_Goal of the exercise_
Exactly how many lines of the data below include the string "icon"? State the number and nothing more.

_Source records_

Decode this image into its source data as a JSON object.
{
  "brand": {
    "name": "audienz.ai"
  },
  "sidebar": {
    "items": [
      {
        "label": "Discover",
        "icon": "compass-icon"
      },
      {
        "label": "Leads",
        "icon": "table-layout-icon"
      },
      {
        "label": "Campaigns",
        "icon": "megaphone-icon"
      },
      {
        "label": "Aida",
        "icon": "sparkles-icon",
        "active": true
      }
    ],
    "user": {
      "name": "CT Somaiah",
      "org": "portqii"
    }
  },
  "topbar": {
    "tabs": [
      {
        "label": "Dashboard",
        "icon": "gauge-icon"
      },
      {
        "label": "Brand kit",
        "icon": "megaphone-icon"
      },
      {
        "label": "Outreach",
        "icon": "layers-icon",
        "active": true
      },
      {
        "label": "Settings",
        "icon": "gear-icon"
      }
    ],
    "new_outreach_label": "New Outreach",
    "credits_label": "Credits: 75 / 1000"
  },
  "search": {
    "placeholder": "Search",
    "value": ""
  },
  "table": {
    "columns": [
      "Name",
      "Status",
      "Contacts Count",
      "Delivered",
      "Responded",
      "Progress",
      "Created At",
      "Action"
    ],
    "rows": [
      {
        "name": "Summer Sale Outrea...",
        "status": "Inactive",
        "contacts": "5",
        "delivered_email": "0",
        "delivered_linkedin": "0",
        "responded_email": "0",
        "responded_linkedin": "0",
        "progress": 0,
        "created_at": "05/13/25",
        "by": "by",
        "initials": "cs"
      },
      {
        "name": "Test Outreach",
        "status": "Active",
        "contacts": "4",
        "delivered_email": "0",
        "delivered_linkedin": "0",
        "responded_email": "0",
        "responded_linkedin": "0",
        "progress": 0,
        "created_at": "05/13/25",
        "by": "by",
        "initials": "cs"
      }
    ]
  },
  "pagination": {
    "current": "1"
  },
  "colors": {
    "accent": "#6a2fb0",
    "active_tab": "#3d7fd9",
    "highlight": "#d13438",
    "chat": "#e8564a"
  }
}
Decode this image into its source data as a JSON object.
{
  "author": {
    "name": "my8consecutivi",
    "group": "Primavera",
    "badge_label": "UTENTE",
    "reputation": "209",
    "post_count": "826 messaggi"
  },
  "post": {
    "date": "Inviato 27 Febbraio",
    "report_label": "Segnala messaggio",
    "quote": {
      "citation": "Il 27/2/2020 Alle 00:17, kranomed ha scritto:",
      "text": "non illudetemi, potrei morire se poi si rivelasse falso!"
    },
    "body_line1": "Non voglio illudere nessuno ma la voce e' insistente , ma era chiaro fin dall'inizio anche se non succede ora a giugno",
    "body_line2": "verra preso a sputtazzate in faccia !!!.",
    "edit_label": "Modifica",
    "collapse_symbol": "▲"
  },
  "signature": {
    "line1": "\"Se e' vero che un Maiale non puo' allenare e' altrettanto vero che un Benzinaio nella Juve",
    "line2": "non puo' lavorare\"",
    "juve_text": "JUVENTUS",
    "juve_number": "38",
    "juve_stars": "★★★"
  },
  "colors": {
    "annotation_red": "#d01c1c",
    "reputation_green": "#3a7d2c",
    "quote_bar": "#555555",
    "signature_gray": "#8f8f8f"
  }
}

_Your solution_
8